Editor's note: This story was updated for clarity at 8:30 a.m.
Jeffrey Smith | AnnArbor.com
Both street trees and yard trees are showing signs of drought stress including defoliation and wilting, said Kerry Gray, urban forestry and natural resources coordinator for the city of Ann Arbor.
“It’s hard for us at this point to really know the impact of the drought,” Gray said. “They can be resilient and come back.”
The city will be conducting an inventory of its trees in mid-September to determine if any of them need to be replaced. The contractor that plants the trees has given the city a one-year guarantee — meaning trees planted in 2011 that have died can be replaced this year at no cost.
The survey will first check the trees planted in 2011 and then assess the status of about 525 street trees planted this calendar year, Gray said. A total of about 1,000 trees are slated for planting in the 2012 fiscal year as a part of a storm water diversion plan.
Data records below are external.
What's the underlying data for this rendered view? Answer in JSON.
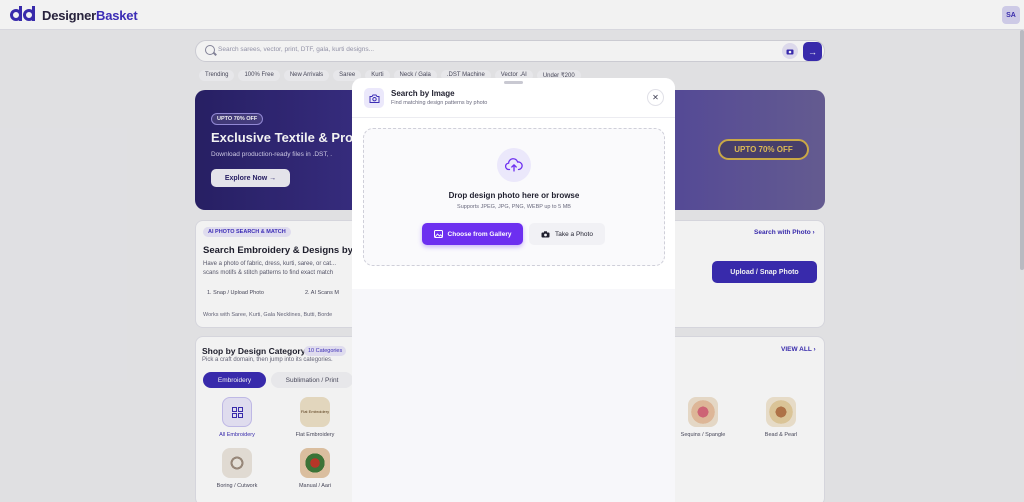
{
  "header": {
    "logo_prefix": "Designer",
    "logo_suffix": "Basket",
    "avatar_initials": "SA"
  },
  "search": {
    "placeholder": "Search sarees, vector, print, DTF, gala, kurti designs..."
  },
  "chips": [
    "Trending",
    "100% Free",
    "New Arrivals",
    "Saree",
    "Kurti",
    "Neck / Gala",
    ".DST Machine",
    "Vector .AI",
    "Under ₹200"
  ],
  "banner": {
    "badge": "UPTO 70% OFF",
    "title": "Exclusive Textile & Pro",
    "subtitle": "Download production-ready files in .DST, .",
    "button": "Explore Now →",
    "pill": "UPTO 70% OFF"
  },
  "ai_section": {
    "badge": "AI PHOTO SEARCH & MATCH",
    "title": "Search Embroidery & Designs by",
    "description": "Have a photo of fabric, dress, kurti, saree, or cat... scans motifs & stitch patterns to find exact match",
    "steps": [
      "1. Snap / Upload Photo",
      "2. AI Scans M"
    ],
    "note": "Works with Saree, Kurti, Gala Necklines, Butti, Borde",
    "link": "Search with Photo ›",
    "button": "Upload / Snap Photo"
  },
  "categories": {
    "title": "Shop by Design Category",
    "badge": "10 Categories",
    "subtitle": "Pick a craft domain, then jump into its categories.",
    "view_all": "VIEW ALL ›",
    "tabs": [
      "Embroidery",
      "Sublimation / Print"
    ],
    "items": [
      {
        "label": "All Embroidery"
      },
      {
        "label": "Flat Embroidery"
      },
      {
        "label": "Sequins / Spangle"
      },
      {
        "label": "Bead & Pearl"
      },
      {
        "label": "Boring / Cutwork"
      },
      {
        "label": "Manual / Aari"
      }
    ],
    "flat_embroidery_tile_text": "Flat Embroidery"
  },
  "modal": {
    "title": "Search by Image",
    "subtitle": "Find matching design patterns by photo",
    "drop_title": "Drop design photo here or browse",
    "drop_sub": "Supports JPEG, JPG, PNG, WEBP up to 5 MB",
    "gallery_button": "Choose from Gallery",
    "photo_button": "Take a Photo"
  },
  "colors": {
    "brand": "#3b2db5",
    "accent": "#6d2ff0",
    "banner_pill": "#e9c55a"
  }
}
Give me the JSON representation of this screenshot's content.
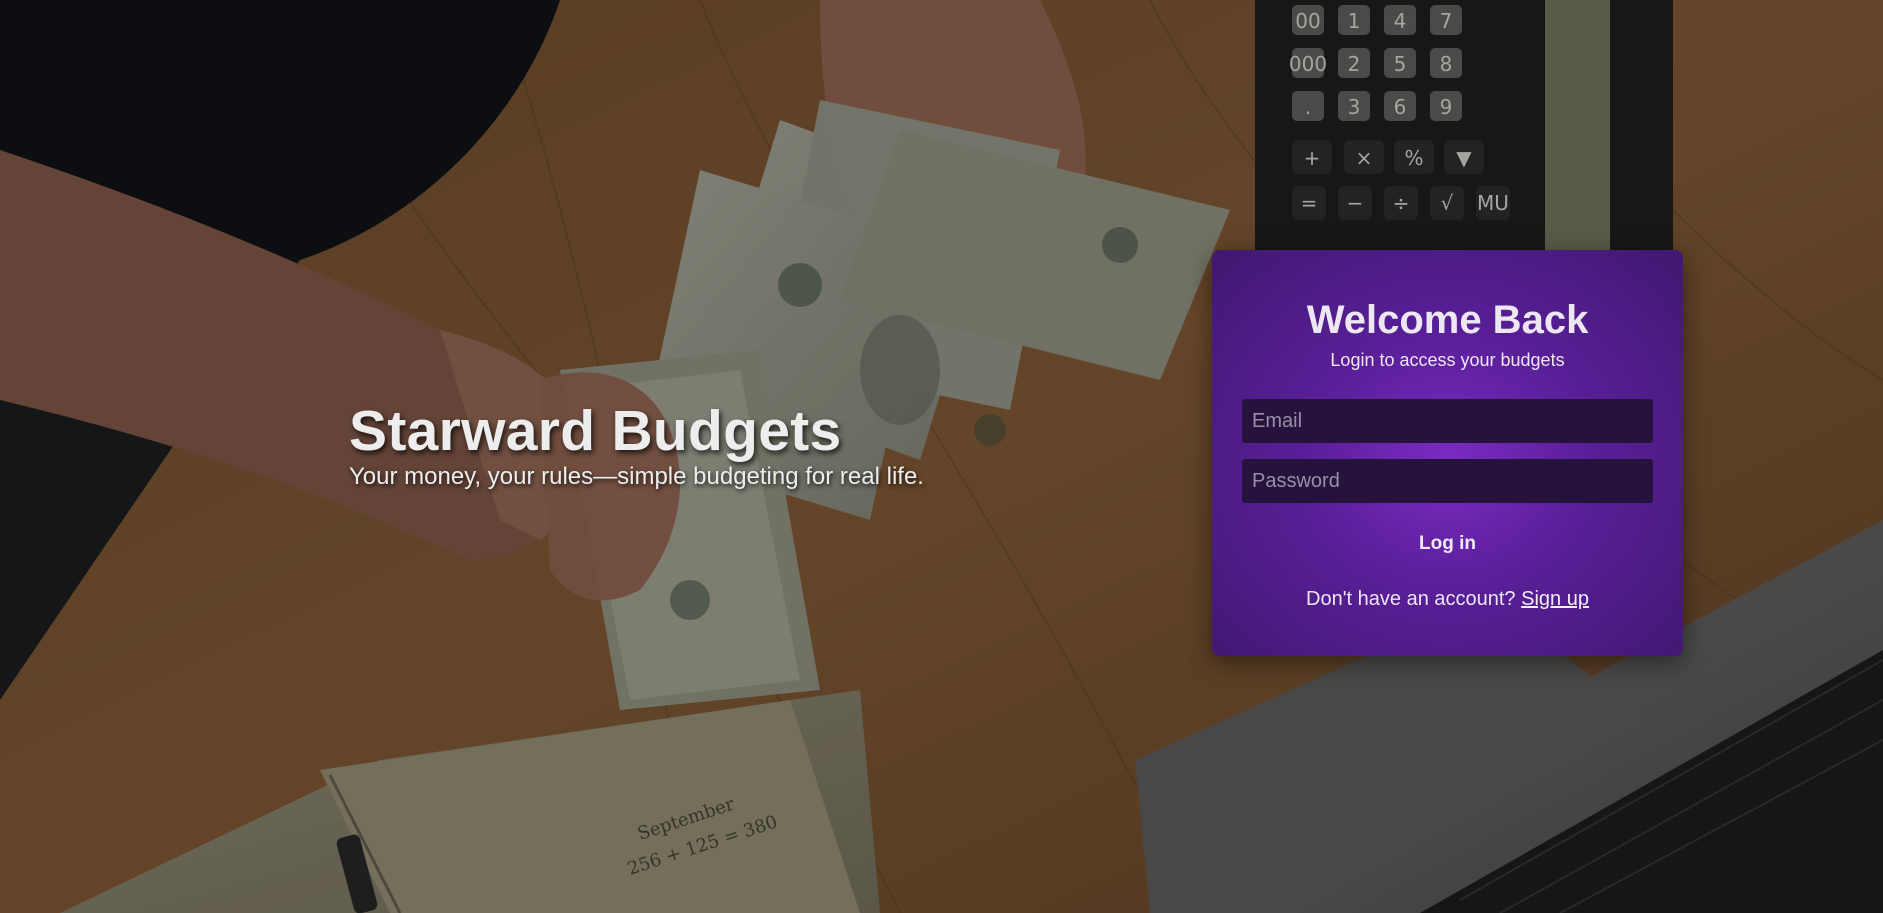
{
  "hero": {
    "title": "Starward Budgets",
    "tagline": "Your money, your rules—simple budgeting for real life."
  },
  "login_card": {
    "title": "Welcome Back",
    "subtitle": "Login to access your budgets",
    "email_placeholder": "Email",
    "password_placeholder": "Password",
    "login_label": "Log in",
    "signup_prompt": "Don't have an account?",
    "signup_label": "Sign up"
  },
  "theme": {
    "card_accent": "#6a24b0",
    "field_background": "#25133d"
  },
  "background": {
    "description_icon": "money-desk-photo",
    "calculator_keys": [
      "00",
      "1",
      "4",
      "7",
      "000",
      "2",
      "5",
      "8",
      ".",
      "3",
      "6",
      "9",
      "+",
      "×",
      "%",
      "▼",
      "=",
      "−",
      "÷",
      "√",
      "MU"
    ]
  }
}
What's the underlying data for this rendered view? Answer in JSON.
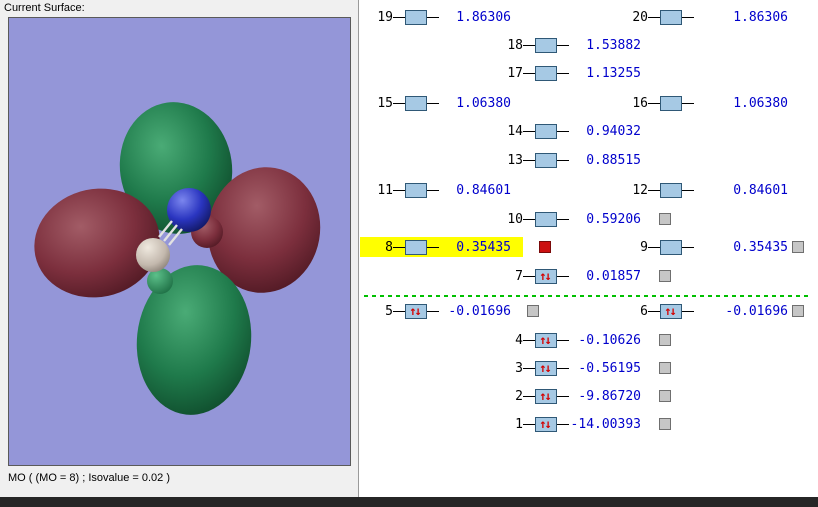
{
  "left_panel": {
    "title": "Current Surface:",
    "status": "MO ( (MO = 8) ; Isovalue = 0.02 )"
  },
  "icons": {
    "electron_pair": "↑↓"
  },
  "colors": {
    "energy_text": "#0000cc",
    "highlight": "#ffff00",
    "selected_marker": "#cc1111",
    "zero_line": "#00c000",
    "viewport_background": "#9496d8",
    "orbital_box": "#a6c9e4",
    "lobe_green": "#1f7a4b",
    "lobe_red": "#7c2f3d"
  },
  "orbitals": {
    "o20": {
      "num": "20",
      "energy": "1.86306"
    },
    "o19": {
      "num": "19",
      "energy": "1.86306"
    },
    "o18": {
      "num": "18",
      "energy": "1.53882"
    },
    "o17": {
      "num": "17",
      "energy": "1.13255"
    },
    "o16": {
      "num": "16",
      "energy": "1.06380"
    },
    "o15": {
      "num": "15",
      "energy": "1.06380"
    },
    "o14": {
      "num": "14",
      "energy": "0.94032"
    },
    "o13": {
      "num": "13",
      "energy": "0.88515"
    },
    "o12": {
      "num": "12",
      "energy": "0.84601"
    },
    "o11": {
      "num": "11",
      "energy": "0.84601"
    },
    "o10": {
      "num": "10",
      "energy": "0.59206"
    },
    "o9": {
      "num": "9",
      "energy": "0.35435"
    },
    "o8": {
      "num": "8",
      "energy": "0.35435"
    },
    "o7": {
      "num": "7",
      "energy": "0.01857"
    },
    "o6": {
      "num": "6",
      "energy": "-0.01696"
    },
    "o5": {
      "num": "5",
      "energy": "-0.01696"
    },
    "o4": {
      "num": "4",
      "energy": "-0.10626"
    },
    "o3": {
      "num": "3",
      "energy": "-0.56195"
    },
    "o2": {
      "num": "2",
      "energy": "-9.86720"
    },
    "o1": {
      "num": "1",
      "energy": "-14.00393"
    }
  }
}
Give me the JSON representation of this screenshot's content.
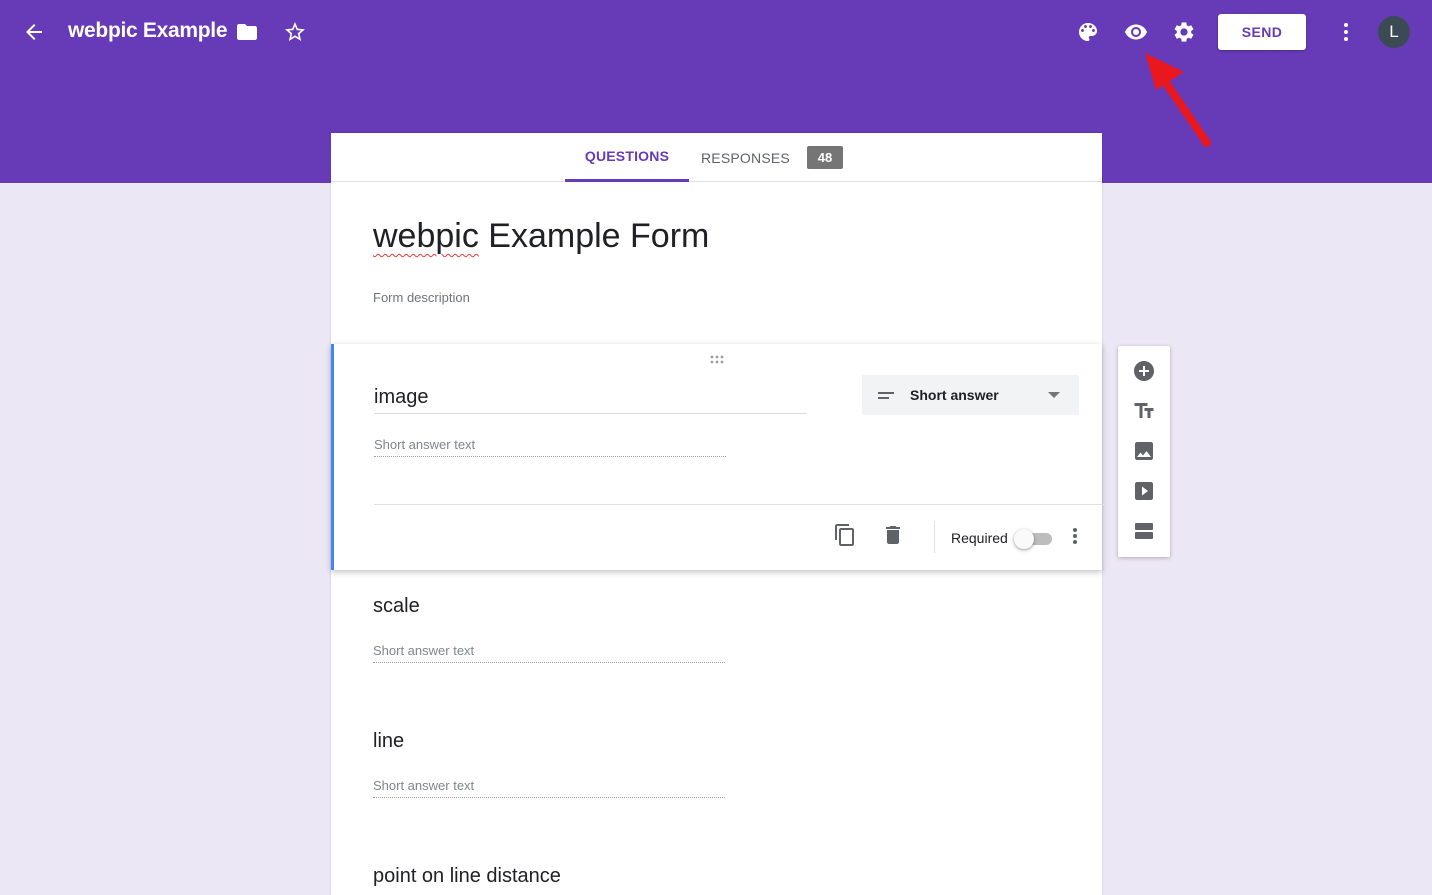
{
  "header": {
    "app_title": "webpic Example",
    "send_label": "SEND",
    "avatar_initial": "L",
    "icons": [
      "back-arrow-icon",
      "folder-icon",
      "star-icon",
      "palette-icon",
      "preview-eye-icon",
      "settings-gear-icon",
      "more-vert-icon"
    ]
  },
  "colors": {
    "brand": "#673ab7",
    "active_question": "#4285f4",
    "background": "#ece7f5",
    "annotation_arrow": "#e8181e"
  },
  "tabs": {
    "questions_label": "QUESTIONS",
    "responses_label": "RESPONSES",
    "responses_count": "48",
    "active": "QUESTIONS"
  },
  "form": {
    "title_spell": "webpic",
    "title_rest": " Example Form",
    "description_placeholder": "Form description"
  },
  "questions": [
    {
      "title": "image",
      "answer_placeholder": "Short answer text",
      "type_label": "Short answer",
      "required_label": "Required",
      "required": false
    },
    {
      "title": "scale",
      "answer_placeholder": "Short answer text"
    },
    {
      "title": "line",
      "answer_placeholder": "Short answer text"
    },
    {
      "title": "point on line distance"
    }
  ],
  "side_toolbar": [
    "add-question-icon",
    "add-title-icon",
    "add-image-icon",
    "add-video-icon",
    "add-section-icon"
  ]
}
As a part of the agreement, the contractor waters the trees for the first year of planting.
Gray said the city has yet to change the type of the trees planted along streets because of changes in the climate due to global warming.
Bob Bricault, horticulture and natural resources educator for the Washtenaw County branch of the Michigan State University extension office, said signs of drought in deciduous trees like sugar maples, red maples and sycamores include browning on the edges of the leaves or between the veins as well as drooping and folding leaves.
Evergreens show less signs of drought stress, Bricault said, because of their ability to retain water. The new growth on evergreens that are drought-stressed may not be as turgid, he said.
“Pines and spruces are a little more drought-hardy than most plants because of their leaves and they can’t lose moisture as easily - but that goes out the door when temps are above 90,” Bricault said.
Most trees draw the moisture they need from the top foot of soil, Bricault said.
Courtesy of Pamela Gesund
A newly-planted tree takes several years to establish a root system, Bricault said, and should be monitored for the first three years by watering. Two to three inches of mulch spread evenly around the base of the tree also help retain soil moisture and protect the roots during large temperature fluctuations.
Bricault said he’s the most concerned about how thin-leaved plants like Japanese maples and fruit trees fared this summer.
“Maples in general would need to be watered in the drought situation,” Bricault said.
Stressed trees also are more susceptible to diseases and fungi - including verticillium wilt.
Maple trees planted along streets, often in disturbed soils, are especially susceptible to the fungus verticillium wilt, Bricault said.
Pamela Gesund, an Ann Arbor resident for the past six years, said she's noticed many trees on both the east and west sides of the city could be exhibiting signs of the fungus.
For the past three summers, Gesund said she's noticed many maple trees in the area struggling.
The fungus affects the tree’s ability to absorb water through its roots - so even if the tree is being regularly watered, it will still continue to wilt. Signs a tree is being affected by the fungus are variable, hard to pinpoint and include scorching and wilting of leaves on the tops of individual branches, dead branches on one side of the tree and smaller leaves.
“Plants can grow for years without showing any signs of a problem,” Bricault said. “You just never know. It’s a susceptibility thing. Every place between the sidewalk and the curb is pretty unfavorable for anything that grows over 15 feet.”